Native Alaskans, oil company representatives, environmentalists, politicians, and others tell the story of the 800-mile pipeline.
In 1934, American polar explorer Richard Byrd became the first to experience winter in Antarctica's interior.
Politics, culture, race relations, and technology in a year of change.
A Utah farm boy builds a prototype for a television, but is thwarted by movie studio executives wanting to control the technology.
The unusual life of David Vetter, who lived permanently inside a germ-free environment due to severe combined immunodeficiency.
The Alaskan Highway stands today as one of the boldest homeland security initiatives ever undertaken.
The internationally famous carnival of delights in New York was the birthplace of the hot dog and the roller coaster.
"The Wizard of Menlo Park," Inventor Thomas Edison, built the first practical light bulb and revolutionized the world.
During World War II, more than a thousand women signed up to fly with the U.S. military as WASPS.
After 18 years of struggles, the Golden Gate Bridge opened on May 27, 1937.
A marvel of engineering, architecture, and vision, the story of the Beaux Arts structure on 42nd street that forever changed midtown Manhattan.
The contradictory history of a dam that became a statement of American power and prestige.
The first around-the-world air race was sponsored to prove that the airplane had a commercial future.
Major Walter Reed's discovery in 1900 that mosquitoes spread yellow fever halted an outbreak and led to the disease's eventual eradication.
The remarkable story of mid-19th century ingenuity and perseverance during the laying of the transatlantic telegraph cable between North America and Europe.
During the Great Depression, Americans built the Hoover Dam, one of the greatest engineering works in history.
The worst epidemic in American history killed over 600,000 Americans during World War I.
Begun during the Civil War, the transcontinental railroad employed 20,000 men, mostly immigrants, who built the iron road with their bare hands.
The international race to develop biological weapons during the 20th century.
A gripping tale of medical intervention gone awry, and one of the most barbaric mistakes of modern medicine.
Equipment failure, human error and bad luck led to the country's worst nuclear accident in 1979.
Engineered by William Barclay Parsons, the 21-mile, four-track route of the New York City Subway was the largest public works project in history.
Postwar New York City and the global economic order told through the story of the World Trade Center.
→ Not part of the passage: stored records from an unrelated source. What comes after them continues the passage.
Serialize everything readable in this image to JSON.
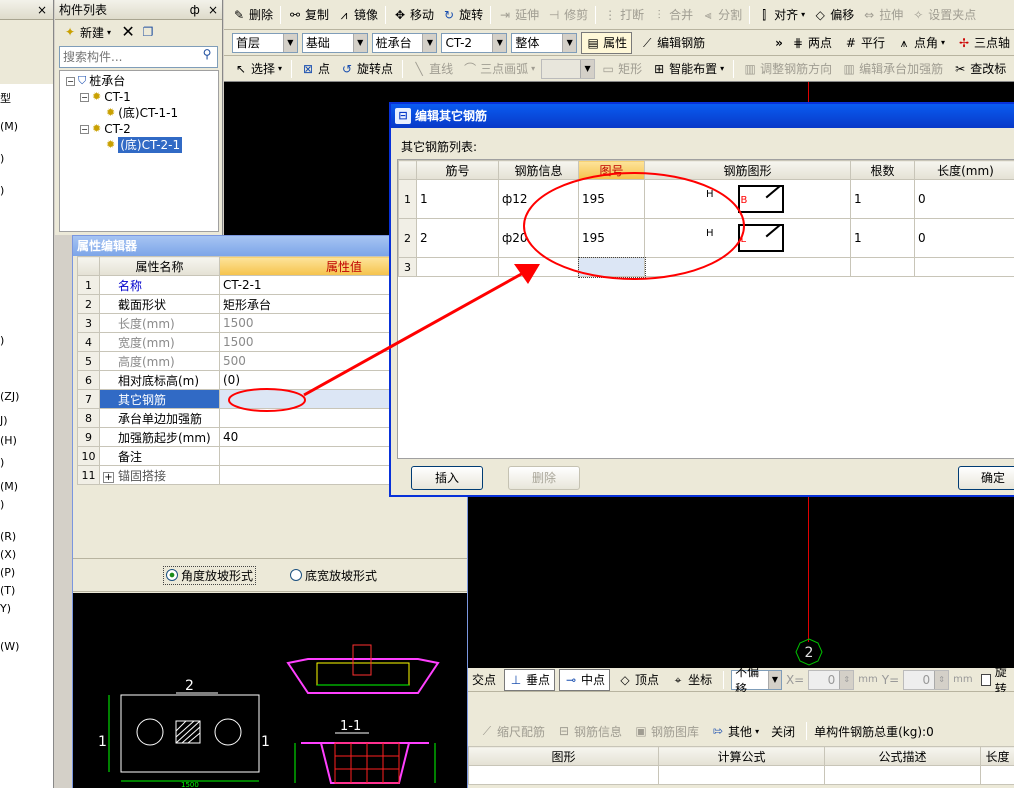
{
  "left_strip": {
    "codes": [
      "型",
      "(M)",
      ")",
      ")",
      ")",
      "(ZJ)",
      "J)",
      "(H)",
      ")",
      "(M)",
      ")",
      "(R)",
      "(X)",
      "(P)",
      "(T)",
      "Y)",
      "(W)"
    ]
  },
  "component_list": {
    "title": "构件列表",
    "pin": "ф",
    "close": "×",
    "new_label": "新建",
    "search_placeholder": "搜索构件...",
    "tree": [
      {
        "label": "桩承台",
        "level": 0
      },
      {
        "label": "CT-1",
        "level": 1
      },
      {
        "label": "(底)CT-1-1",
        "level": 2
      },
      {
        "label": "CT-2",
        "level": 1
      },
      {
        "label": "(底)CT-2-1",
        "level": 2,
        "selected": true
      }
    ]
  },
  "toolbar1": {
    "delete": "删除",
    "copy": "复制",
    "mirror": "镜像",
    "move": "移动",
    "rotate": "旋转",
    "extend": "延伸",
    "trim": "修剪",
    "break": "打断",
    "merge": "合并",
    "split": "分割",
    "align": "对齐",
    "offset": "偏移",
    "stretch": "拉伸",
    "setpoint": "设置夹点"
  },
  "toolbar2": {
    "floor": "首层",
    "category": "基础",
    "type": "桩承台",
    "component": "CT-2",
    "part": "整体",
    "property": "属性",
    "edit_rebar": "编辑钢筋",
    "two_points": "两点",
    "parallel": "平行",
    "point_angle": "点角",
    "three_points": "三点轴"
  },
  "toolbar3": {
    "select": "选择",
    "point": "点",
    "rotate_point": "旋转点",
    "line": "直线",
    "arc": "三点画弧",
    "rect": "矩形",
    "smart": "智能布置",
    "adjust_dir": "调整钢筋方向",
    "edit_strength": "编辑承台加强筋",
    "check": "查改标"
  },
  "property_editor": {
    "title": "属性编辑器",
    "col_name": "属性名称",
    "col_value": "属性值",
    "rows": [
      {
        "n": "1",
        "name": "名称",
        "value": "CT-2-1",
        "style": "link"
      },
      {
        "n": "2",
        "name": "截面形状",
        "value": "矩形承台",
        "style": "normal"
      },
      {
        "n": "3",
        "name": "长度(mm)",
        "value": "1500",
        "style": "gray"
      },
      {
        "n": "4",
        "name": "宽度(mm)",
        "value": "1500",
        "style": "gray"
      },
      {
        "n": "5",
        "name": "高度(mm)",
        "value": "500",
        "style": "gray"
      },
      {
        "n": "6",
        "name": "相对底标高(m)",
        "value": "(0)",
        "style": "normal"
      },
      {
        "n": "7",
        "name": "其它钢筋",
        "value": "",
        "style": "selected"
      },
      {
        "n": "8",
        "name": "承台单边加强筋",
        "value": "",
        "style": "normal"
      },
      {
        "n": "9",
        "name": "加强筋起步(mm)",
        "value": "40",
        "style": "normal"
      },
      {
        "n": "10",
        "name": "备注",
        "value": "",
        "style": "normal"
      },
      {
        "n": "11",
        "name": "锚固搭接",
        "value": "",
        "style": "expand"
      }
    ],
    "radio_angle": "角度放坡形式",
    "radio_width": "底宽放坡形式"
  },
  "dialog": {
    "title": "编辑其它钢筋",
    "list_label": "其它钢筋列表:",
    "headers": [
      "",
      "筋号",
      "钢筋信息",
      "图号",
      "钢筋图形",
      "根数",
      "长度(mm)"
    ],
    "rows": [
      {
        "n": "1",
        "bar": "1",
        "info": "ф12",
        "shape_no": "195",
        "shape_mark": "H",
        "shape_letter": "B",
        "count": "1",
        "length": "0"
      },
      {
        "n": "2",
        "bar": "2",
        "info": "ф20",
        "shape_no": "195",
        "shape_mark": "H",
        "shape_letter": "L",
        "count": "1",
        "length": "0"
      },
      {
        "n": "3",
        "bar": "",
        "info": "",
        "shape_no": "",
        "shape_mark": "",
        "shape_letter": "",
        "count": "",
        "length": ""
      }
    ],
    "insert": "插入",
    "delete": "删除",
    "ok": "确定"
  },
  "preview": {
    "label_2": "2",
    "label_1": "1",
    "label_1_right": "1",
    "dim_1500": "1500",
    "section_title": "1-1",
    "axis_marker": "2"
  },
  "snap_toolbar": {
    "intersect": "交点",
    "perpendicular": "垂点",
    "midpoint": "中点",
    "vertex": "顶点",
    "coord": "坐标",
    "offset_mode": "不偏移",
    "x_label": "X=",
    "x_val": "0",
    "y_label": "Y=",
    "y_val": "0",
    "unit": "mm",
    "rotate": "旋转"
  },
  "rebar_toolbar": {
    "scale": "缩尺配筋",
    "info": "钢筋信息",
    "library": "钢筋图库",
    "other": "其他",
    "close": "关闭",
    "total_weight": "单构件钢筋总重(kg):0"
  },
  "rebar_table_headers": [
    "图形",
    "计算公式",
    "公式描述",
    "长度"
  ],
  "colors": {
    "cad_bg": "#000000",
    "red_annotation": "#ff0000",
    "dialog_title": "#0a246a",
    "selected_row": "#316ac5"
  }
}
The most daring and innovative accomplishment at the turn of the 20th century.
At the height of segregation, an unlikely alliance between a black medical genius and a white surgeon led to a pioneering medical breakthrough.
The story behind the development of the oral contraceptive that put women in control of birth control.
The grave truth behind modern forensics was discovered in 1920s New York.
The story of the polio crusade pays tribute to a time when Americans banded together to conquer a terrible disease.
The U.S. and the Soviet Union race to build the hydrogen bomb during the Cold War, thus beginning the nuclear arms race.
The historic journey of Apollo 8 captivated the world in 1968 -- a bright spot in a year marked by political assassinations, race riots, and the Vietnam War.